The U.S. economy shrank unexpectedly late last year, a reminder of the biggest threat it faces in 2013: sharp government spending cuts and prolonged political budget fights.
A plunge in defense spending helped push the economy into negative territory for the first time since mid-2009. The contraction in the October-December quarter came in at an annual rate of 0.1 percent, according to a government estimate released Wednesday.
The likelihood of another recession appears remote. The economy is forecast to grow around 2 percent this year as strength in areas like housing and auto sales could partly offset government cutbacks. Investors appear unfazed, too: The stock market has surged more than 6 percent this year and is nearing an all-time high.
But economists warn that further spending cuts would weaken a still-precarious recovery.
"One way or the other, government is going to be a constraint on growth," said James Marple, senior economist at TD Bank.

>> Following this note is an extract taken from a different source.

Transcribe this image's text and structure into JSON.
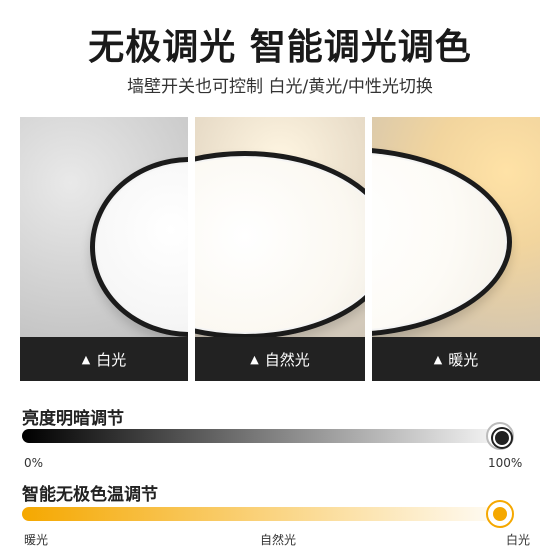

The Commerce Department said the economy shrank last quarter mainly because companies restocked at a slower rate and the government slashed defense spending. Exports also fell, and economists said superstorm Sandy could have cut around 0.5 percentage point off fourth-quarter growth.
While some of those factors are temporary, the slowdown from the 3.1 percent annual growth rate in the July-September quarter was still unexpectedly sharp.
For all of 2012, the economy expanded 2.2 percent, better than 2011's growth of 1.8 percent.
The Federal Reserve referred to the fourth-quarter slowdown Wednesday in a statement after a policy meeting. The U.S. economy appears to have "paused in recent months," the Fed said, mainly because of temporary factors. The central bank said growth would likely resume this year. But it reaffirmed its commitment to stimulating the economy by keeping borrowing costs low for the foreseeable future.
Looming government cutbacks may already have hindered the economy: Concern over the year-end "fiscal cliff" could be one reason businesses slowed their restocking. Congress managed to avert the fiscal cliff but only postponed the start of automatic spending cuts until March 1.
The drag from the government comes as private-sector growth is picking up. Consumers and businesses spent more in the October-December quarter compared with the July-September quarter.
But defense spending plummeted more than 22 percent, the steepest drop in more than 40 years. Nearly all those cuts were in services, such as weapons maintenance and personnel support. The Defense Department said spending fell in part because of the drawdown in forces from Iraq and Afghanistan.